What you should do »
Only the lines that hold the word "JSON" are wanted from this listing.

Data for this task »
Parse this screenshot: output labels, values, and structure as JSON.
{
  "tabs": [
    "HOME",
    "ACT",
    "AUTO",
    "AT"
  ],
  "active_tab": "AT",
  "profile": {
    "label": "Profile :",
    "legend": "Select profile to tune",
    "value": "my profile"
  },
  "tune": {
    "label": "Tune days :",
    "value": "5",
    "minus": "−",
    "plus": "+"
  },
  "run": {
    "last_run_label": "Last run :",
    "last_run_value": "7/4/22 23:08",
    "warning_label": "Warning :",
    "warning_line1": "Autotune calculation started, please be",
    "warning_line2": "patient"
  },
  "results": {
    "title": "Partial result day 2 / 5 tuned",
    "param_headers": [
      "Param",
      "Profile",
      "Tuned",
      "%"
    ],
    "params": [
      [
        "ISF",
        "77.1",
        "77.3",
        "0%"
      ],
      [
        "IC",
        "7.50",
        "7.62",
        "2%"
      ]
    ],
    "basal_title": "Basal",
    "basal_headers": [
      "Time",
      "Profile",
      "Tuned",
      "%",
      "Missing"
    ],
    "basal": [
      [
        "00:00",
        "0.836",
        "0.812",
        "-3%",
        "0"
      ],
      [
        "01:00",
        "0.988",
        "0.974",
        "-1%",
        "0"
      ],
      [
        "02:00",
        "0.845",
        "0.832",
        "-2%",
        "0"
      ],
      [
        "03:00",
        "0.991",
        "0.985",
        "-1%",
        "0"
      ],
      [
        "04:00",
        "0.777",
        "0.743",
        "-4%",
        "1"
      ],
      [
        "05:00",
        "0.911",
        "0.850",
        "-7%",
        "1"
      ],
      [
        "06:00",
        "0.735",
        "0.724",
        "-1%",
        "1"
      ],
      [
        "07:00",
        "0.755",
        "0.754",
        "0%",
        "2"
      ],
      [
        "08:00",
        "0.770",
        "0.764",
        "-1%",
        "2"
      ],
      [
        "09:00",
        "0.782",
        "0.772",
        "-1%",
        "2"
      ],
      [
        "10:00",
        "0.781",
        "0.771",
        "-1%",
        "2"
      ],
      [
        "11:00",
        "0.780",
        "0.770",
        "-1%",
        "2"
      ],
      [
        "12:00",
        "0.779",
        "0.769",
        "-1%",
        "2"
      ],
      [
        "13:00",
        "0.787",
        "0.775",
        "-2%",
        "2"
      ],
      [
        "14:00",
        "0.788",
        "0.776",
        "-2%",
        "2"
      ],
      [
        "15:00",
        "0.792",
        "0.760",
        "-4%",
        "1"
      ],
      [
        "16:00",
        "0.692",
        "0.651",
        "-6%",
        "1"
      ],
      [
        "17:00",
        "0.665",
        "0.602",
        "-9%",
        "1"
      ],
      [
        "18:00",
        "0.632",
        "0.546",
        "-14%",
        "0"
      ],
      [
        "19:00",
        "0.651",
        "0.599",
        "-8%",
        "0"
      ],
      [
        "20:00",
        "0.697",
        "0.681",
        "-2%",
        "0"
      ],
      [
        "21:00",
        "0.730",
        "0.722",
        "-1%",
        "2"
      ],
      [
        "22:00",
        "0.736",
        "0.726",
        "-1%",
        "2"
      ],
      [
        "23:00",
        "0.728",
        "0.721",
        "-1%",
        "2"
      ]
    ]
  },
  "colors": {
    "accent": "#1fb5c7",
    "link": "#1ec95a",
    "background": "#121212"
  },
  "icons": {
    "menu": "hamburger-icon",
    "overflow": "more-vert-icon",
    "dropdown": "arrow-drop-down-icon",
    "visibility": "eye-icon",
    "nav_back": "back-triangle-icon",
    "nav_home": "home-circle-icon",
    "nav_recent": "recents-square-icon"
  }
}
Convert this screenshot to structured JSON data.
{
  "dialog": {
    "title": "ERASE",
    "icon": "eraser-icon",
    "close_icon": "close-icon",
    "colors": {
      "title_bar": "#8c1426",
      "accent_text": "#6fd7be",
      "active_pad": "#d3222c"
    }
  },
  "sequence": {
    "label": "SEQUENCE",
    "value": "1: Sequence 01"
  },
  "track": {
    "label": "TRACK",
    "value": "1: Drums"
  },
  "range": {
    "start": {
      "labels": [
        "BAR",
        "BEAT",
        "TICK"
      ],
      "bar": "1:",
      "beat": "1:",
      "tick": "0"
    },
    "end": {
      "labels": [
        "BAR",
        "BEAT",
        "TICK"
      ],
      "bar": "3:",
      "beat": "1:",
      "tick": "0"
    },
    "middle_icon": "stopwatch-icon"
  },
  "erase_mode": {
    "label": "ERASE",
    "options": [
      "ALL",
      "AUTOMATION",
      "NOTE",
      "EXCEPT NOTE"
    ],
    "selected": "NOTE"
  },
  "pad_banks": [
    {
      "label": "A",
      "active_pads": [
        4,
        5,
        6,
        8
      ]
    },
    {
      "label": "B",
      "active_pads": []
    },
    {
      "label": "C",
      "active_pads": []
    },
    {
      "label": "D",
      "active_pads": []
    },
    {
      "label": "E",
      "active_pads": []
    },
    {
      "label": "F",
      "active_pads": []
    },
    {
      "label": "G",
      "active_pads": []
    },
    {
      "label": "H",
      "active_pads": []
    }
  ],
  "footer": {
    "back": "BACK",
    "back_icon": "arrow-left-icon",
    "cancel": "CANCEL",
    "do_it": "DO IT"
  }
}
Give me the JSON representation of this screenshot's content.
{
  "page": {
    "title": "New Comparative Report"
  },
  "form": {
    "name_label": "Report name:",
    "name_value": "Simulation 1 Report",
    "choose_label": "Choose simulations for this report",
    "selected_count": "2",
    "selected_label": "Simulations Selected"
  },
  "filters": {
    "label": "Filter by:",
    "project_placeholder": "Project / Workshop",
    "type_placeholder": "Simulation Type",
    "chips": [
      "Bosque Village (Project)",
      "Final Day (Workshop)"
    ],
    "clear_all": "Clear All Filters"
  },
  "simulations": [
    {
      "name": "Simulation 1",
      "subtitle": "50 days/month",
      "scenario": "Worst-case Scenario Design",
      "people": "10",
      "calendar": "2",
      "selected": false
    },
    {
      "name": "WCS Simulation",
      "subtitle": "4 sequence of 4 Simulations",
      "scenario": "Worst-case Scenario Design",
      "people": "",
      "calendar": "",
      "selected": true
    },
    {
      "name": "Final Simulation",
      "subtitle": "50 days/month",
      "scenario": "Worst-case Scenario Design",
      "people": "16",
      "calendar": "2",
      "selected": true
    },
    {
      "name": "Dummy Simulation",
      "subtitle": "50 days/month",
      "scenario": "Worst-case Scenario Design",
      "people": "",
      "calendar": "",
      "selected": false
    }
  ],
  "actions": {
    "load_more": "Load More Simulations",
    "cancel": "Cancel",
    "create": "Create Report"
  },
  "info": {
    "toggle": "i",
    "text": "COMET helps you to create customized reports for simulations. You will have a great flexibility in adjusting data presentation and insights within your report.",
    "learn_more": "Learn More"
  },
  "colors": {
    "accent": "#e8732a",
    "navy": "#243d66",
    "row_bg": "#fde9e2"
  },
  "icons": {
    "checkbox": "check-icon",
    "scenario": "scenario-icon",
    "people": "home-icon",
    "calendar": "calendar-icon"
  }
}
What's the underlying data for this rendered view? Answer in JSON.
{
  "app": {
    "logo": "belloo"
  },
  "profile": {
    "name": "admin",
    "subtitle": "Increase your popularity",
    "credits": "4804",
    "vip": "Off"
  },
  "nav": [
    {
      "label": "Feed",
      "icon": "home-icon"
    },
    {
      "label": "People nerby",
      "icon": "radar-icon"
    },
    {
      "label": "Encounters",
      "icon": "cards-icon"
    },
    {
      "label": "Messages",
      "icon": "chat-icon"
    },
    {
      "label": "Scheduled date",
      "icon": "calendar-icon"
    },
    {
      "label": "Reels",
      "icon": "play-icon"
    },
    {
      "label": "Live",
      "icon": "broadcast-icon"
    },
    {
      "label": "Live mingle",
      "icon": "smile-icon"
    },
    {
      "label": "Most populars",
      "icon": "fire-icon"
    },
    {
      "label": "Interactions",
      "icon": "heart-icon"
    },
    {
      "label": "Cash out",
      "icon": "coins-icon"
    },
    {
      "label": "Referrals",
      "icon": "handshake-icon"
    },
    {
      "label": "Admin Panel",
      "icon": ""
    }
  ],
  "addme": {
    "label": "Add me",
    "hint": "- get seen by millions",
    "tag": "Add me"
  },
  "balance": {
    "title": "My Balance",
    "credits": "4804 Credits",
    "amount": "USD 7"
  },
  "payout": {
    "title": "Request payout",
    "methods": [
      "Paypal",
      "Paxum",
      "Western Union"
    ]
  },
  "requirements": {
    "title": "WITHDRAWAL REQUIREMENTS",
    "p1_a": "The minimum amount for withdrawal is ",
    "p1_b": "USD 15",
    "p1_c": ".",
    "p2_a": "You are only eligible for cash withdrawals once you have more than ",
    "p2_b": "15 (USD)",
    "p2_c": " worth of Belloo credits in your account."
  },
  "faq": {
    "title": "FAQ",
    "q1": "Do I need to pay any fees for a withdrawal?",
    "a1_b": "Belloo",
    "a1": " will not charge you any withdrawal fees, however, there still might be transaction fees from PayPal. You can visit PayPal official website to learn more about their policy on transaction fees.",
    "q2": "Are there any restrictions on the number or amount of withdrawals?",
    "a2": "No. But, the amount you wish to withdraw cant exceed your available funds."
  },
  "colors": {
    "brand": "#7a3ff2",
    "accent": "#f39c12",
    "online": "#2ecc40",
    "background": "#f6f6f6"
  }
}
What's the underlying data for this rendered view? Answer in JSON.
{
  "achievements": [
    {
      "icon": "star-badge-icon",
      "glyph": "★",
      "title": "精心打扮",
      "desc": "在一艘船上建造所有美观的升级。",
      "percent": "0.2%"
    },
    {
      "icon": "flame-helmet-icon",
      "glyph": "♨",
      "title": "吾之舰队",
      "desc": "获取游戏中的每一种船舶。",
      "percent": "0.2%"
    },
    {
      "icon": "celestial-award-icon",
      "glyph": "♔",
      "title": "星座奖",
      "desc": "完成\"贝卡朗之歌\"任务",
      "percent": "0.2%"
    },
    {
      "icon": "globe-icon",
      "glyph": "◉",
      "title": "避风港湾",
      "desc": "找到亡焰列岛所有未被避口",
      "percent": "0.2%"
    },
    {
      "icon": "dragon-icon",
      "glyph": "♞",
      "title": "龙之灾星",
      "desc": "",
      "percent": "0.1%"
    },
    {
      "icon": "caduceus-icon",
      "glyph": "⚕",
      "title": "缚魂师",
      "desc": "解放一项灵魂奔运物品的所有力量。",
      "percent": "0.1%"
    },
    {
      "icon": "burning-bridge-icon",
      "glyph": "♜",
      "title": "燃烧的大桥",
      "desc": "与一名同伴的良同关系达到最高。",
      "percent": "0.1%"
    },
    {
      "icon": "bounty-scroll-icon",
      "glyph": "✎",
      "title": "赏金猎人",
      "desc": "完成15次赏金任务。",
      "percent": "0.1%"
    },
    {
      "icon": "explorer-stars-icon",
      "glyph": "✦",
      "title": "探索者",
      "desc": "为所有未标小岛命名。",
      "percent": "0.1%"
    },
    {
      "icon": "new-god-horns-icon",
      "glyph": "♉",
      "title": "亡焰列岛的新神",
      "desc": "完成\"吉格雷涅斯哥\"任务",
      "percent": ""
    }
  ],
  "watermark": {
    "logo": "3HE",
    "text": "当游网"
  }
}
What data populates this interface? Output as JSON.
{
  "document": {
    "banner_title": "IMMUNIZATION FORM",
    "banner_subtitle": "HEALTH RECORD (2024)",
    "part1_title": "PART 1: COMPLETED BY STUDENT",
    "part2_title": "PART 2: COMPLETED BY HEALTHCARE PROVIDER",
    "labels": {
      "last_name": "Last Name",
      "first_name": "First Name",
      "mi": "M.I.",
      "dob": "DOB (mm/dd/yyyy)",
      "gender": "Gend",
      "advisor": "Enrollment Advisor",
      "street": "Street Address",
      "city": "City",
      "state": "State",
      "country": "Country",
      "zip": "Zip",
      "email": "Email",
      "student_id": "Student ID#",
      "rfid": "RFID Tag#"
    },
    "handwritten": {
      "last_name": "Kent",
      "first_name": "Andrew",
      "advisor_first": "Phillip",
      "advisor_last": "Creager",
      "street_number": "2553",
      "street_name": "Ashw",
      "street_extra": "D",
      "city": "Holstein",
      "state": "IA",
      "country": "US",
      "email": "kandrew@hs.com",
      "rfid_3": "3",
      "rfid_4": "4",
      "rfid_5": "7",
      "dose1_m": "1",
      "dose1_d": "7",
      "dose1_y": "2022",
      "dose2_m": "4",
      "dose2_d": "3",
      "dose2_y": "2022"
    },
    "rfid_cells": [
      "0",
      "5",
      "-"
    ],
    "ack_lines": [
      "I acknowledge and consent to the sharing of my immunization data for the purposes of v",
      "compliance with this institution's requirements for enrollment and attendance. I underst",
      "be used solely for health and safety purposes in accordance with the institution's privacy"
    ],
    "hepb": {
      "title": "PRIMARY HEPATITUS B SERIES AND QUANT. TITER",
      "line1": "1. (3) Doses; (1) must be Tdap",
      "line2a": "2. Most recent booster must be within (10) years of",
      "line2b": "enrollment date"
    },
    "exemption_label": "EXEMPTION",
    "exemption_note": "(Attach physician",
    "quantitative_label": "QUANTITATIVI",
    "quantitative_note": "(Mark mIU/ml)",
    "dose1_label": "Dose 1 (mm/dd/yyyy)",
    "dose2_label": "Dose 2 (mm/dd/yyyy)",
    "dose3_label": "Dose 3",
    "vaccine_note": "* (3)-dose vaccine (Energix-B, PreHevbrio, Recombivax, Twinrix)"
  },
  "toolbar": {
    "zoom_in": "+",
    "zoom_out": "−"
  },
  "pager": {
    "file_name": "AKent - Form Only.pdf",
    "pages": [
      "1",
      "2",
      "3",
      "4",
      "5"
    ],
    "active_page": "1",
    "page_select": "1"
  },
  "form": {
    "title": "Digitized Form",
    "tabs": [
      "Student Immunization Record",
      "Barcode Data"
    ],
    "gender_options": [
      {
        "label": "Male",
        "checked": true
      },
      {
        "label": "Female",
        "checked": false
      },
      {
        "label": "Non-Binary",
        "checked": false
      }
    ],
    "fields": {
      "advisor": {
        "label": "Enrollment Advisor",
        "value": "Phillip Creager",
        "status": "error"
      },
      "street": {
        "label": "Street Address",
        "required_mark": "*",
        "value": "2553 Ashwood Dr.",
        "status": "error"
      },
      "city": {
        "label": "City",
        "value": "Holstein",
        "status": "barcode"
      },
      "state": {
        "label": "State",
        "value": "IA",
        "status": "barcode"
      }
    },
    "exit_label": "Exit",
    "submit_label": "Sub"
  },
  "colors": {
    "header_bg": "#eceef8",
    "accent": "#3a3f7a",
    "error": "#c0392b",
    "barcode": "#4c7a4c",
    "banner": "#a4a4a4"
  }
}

Answer below »
Parse this screenshot: output labels, values, and structure as JSON.
Convert this screenshot to structured JSON data.
Give me the JSON representation of this screenshot's content.
What's the underlying data for this rendered view? Answer in JSON.
What's the underlying data for this rendered view? Answer in JSON.
What data populates this interface? Output as JSON.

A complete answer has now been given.